Sunday, November 28, 2010

David Seidler's Screenplay for "The King's Speech" Written from Experience

This is a wonderful story about life becoming art...about how one can use painful life experience to reinvent one's self....

"The King's Speech" is winning Audience Awards at festivals like Toronto and Aspen, and for screenwriter David Seidler, it is a happy ending to the heartbreak and struggle that inspired this film.

Seidler, now 73, was born in England but was raised in Long Island after his family fled the German bombings during World War II.  He recalls being inspired by the wartime radio addresses of King George VI (played in the film by Colin Firth), with whom Seidler shared the problem of stuttering.  After years of therapy, Seidler "found his voice", turning his self-pity into rage at his condition, and eventually brought the stuttering under control by age 16.

Seidler began his writing career doing TV scripts, as well as propaganda-writing for the Prime Minister of Fiji, before his old college friend Francis Coppola asked him to create a screenplay for what would eventually become "Tucker: A Man and his Dream". The film was finally produced, but released to indifference.  So he continued cranking out a variety of scripts, ranging from the biographies of Aristotle Onassis and The Partridge Family to animated films (The Quest for Camelot).

It was during the 1980's that Seidler began his dream project about King George and his Australian speech therapist Lionel Logue (played by Geoffrey Rush).   While developing the project, he located Logue's last surviving son Valentine, who agreed to lend his father's notebooks on the condition that Seidler obtain permission form the Queen Mother (played by Helena Bonham-Carter) to tell the story.  She refused immediate permission explaining that the story was still too painful.  She granted permission to complete the work upon her death-- at age 101, 28 years later!

Seidler, under guidance from Director Tom Hooper, created about 50 drafts of the screenplay, in an effort to eliminate any sense of theatricality or inauthenticity. 

During his research of the notebooks, Seidler learned that the "cure" was effected through Logue's amateur Freudian-style analysis, which he practiced successfully on traumatized Australian soldiers.  In a coincidental development, which strengthened Seidler's connection to Logue and the King's story, he found out that his own uncle, also a stutterer, took the cure from Logue as well. 

At the Toronto festival this past September, as an audience of two thousand rose to their feet to applaud the film at a gala performance, Seidler "was overwhelmed.....there I was blubbering, the mucus and the tears coming down!
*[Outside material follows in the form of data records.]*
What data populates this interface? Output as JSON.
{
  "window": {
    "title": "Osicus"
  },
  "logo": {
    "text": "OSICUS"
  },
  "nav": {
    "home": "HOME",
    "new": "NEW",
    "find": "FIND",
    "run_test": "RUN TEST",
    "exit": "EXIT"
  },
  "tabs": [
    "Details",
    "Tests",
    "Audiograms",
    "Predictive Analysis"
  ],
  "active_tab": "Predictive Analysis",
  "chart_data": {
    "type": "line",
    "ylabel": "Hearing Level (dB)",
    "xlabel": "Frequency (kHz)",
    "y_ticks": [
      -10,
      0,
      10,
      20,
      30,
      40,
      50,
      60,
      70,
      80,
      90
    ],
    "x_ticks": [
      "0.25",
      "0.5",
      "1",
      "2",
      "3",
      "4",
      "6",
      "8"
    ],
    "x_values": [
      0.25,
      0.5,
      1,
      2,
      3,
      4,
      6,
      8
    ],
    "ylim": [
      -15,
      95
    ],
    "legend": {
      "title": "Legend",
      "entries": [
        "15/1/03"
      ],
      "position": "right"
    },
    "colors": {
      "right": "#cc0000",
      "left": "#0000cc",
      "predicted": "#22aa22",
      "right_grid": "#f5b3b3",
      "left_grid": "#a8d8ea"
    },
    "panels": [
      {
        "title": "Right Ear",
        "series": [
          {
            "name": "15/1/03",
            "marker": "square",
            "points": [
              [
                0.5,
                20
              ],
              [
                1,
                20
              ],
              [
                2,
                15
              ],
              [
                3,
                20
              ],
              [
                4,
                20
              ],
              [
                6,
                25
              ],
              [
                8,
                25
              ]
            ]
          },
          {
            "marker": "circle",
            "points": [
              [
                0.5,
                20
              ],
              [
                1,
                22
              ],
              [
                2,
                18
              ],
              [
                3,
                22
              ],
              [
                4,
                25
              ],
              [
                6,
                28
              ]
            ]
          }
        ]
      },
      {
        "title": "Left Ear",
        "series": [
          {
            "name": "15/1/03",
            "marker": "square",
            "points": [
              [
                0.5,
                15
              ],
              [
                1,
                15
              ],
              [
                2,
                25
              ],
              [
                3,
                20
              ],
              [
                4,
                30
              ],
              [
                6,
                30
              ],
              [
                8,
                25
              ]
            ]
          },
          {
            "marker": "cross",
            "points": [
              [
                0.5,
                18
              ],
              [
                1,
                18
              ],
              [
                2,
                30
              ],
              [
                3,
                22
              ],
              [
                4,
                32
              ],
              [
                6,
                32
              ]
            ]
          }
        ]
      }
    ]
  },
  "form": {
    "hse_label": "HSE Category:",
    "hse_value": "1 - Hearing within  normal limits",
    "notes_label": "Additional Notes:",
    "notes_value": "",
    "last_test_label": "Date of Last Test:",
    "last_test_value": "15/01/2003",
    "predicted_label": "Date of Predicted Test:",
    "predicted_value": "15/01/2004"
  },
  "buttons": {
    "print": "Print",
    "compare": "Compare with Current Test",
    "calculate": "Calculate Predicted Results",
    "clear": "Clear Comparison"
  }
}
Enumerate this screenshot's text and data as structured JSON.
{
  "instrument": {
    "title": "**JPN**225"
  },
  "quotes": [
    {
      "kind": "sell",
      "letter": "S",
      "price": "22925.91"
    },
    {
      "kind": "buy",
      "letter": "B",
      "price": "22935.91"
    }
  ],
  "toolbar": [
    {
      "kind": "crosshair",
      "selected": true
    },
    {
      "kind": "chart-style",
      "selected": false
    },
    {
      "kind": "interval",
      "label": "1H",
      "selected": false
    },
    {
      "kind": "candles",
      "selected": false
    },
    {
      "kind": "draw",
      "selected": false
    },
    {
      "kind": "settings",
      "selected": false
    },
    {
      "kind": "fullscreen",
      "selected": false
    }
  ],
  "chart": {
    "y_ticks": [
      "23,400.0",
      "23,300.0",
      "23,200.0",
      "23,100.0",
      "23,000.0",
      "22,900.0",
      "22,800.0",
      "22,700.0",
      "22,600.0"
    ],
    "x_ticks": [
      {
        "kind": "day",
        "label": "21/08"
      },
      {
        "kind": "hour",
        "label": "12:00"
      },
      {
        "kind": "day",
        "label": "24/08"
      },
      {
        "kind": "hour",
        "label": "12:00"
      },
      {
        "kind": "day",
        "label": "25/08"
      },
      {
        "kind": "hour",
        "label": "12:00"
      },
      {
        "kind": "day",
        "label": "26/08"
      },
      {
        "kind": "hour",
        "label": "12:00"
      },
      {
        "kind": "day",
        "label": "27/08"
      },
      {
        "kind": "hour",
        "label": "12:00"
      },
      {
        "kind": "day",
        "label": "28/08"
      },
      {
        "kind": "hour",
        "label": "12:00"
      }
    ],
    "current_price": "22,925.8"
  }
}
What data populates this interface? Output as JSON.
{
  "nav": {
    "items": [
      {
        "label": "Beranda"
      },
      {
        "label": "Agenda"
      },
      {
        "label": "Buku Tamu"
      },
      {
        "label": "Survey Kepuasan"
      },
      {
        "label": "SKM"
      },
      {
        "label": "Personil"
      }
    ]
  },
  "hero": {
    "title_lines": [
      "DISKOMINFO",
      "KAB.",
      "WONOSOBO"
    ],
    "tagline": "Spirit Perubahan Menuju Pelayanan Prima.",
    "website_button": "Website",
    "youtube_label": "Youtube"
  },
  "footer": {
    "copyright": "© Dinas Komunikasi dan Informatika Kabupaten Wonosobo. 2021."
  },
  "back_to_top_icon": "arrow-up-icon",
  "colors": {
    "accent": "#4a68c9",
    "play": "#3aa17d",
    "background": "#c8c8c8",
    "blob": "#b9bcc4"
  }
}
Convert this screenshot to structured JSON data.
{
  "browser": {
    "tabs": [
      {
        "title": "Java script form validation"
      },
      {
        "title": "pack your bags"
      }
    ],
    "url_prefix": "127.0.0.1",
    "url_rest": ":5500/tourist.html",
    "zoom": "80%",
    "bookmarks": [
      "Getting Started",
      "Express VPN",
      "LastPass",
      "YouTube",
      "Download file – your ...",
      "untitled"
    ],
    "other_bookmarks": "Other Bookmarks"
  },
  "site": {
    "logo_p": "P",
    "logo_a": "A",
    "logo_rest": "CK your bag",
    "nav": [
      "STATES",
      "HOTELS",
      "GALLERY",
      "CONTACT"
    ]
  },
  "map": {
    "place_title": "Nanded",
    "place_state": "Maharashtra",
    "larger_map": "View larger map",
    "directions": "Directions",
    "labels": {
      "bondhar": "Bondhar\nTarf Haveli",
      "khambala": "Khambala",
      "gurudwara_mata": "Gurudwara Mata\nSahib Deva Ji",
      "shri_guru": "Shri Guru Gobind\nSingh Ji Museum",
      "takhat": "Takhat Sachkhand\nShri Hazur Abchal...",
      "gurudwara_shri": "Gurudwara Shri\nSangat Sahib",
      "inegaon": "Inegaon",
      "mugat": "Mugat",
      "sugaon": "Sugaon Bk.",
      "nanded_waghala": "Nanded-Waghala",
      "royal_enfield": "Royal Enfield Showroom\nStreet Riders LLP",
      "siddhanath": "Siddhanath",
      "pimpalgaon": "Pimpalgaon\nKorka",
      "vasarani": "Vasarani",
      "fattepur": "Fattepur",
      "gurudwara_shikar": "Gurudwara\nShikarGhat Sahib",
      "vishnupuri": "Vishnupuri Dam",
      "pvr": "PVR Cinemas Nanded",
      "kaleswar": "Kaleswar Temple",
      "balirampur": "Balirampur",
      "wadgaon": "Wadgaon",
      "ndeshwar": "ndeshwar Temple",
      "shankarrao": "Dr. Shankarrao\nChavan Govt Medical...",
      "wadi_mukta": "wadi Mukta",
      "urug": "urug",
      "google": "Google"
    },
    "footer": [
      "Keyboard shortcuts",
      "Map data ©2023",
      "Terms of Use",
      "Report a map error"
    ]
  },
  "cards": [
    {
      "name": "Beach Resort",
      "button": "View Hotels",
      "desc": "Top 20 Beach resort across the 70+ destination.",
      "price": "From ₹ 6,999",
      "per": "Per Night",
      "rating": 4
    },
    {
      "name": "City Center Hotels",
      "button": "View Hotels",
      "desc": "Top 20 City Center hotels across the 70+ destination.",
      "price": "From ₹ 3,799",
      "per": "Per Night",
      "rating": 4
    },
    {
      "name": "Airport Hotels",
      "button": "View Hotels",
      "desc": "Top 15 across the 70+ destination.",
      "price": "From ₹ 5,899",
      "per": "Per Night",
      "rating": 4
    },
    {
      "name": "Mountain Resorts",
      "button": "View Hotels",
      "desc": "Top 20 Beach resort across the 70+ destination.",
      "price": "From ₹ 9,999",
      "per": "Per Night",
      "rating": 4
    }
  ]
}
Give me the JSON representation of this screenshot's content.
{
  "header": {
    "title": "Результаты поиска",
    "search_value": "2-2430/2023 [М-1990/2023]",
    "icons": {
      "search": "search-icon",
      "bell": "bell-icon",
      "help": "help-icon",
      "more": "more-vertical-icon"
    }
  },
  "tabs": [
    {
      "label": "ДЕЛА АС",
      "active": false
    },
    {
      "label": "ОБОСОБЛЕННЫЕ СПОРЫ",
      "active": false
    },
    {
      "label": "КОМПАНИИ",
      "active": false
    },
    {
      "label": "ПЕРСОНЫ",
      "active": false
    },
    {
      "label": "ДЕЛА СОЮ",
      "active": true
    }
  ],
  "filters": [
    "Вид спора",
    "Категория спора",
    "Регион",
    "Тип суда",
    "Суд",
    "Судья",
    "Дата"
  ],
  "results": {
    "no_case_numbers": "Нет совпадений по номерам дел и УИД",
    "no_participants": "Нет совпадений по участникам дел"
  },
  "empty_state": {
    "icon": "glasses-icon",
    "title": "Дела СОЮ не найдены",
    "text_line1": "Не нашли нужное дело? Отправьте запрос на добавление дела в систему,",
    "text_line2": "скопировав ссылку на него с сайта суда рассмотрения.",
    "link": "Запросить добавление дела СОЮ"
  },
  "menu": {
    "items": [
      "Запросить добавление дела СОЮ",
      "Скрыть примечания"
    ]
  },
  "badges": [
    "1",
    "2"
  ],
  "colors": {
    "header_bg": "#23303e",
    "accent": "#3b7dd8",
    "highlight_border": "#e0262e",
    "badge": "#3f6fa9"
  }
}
This has been a very cathartic experience!"

David Seidler is, to his amazement, a hot property.  After channeling the frustration and difficulty he experienced in his early life into the creation of screen characters, based on actual historic figures, with which he shared an intimate understanding, it now looks as though Seidler has, shall we say, written his own ticket.  At 73 years old, he has a newly-invented career ahead of him.

The movie has since received 8 nominations for the British Independent Film Awards.

In an upcoming post, I'll look at the actual speech the King delivered that moved the world, along with a look at an early Colin Firth performance in a delicious 1988 thriller.

Check out the trailer for "The King's Speech" below. 


  1. Interesting. Who would've though that a writer for Quest for Camelot would have Oscar buzz?! Ah, the season... I remember watching the Queen Mum's funeral on TV. I'm sure Seidler paid his respects, but still...I wonder if he thought, "Oooh!" I'm sorry, but I would have, especially if I was pushing 70!

  2. Walter, I think you are dead on in Seidler's possible reaction to the Queen Mother's death...maybe a sigh of relief. I think his story is us all hope, and encouragement that age makes no difference to success.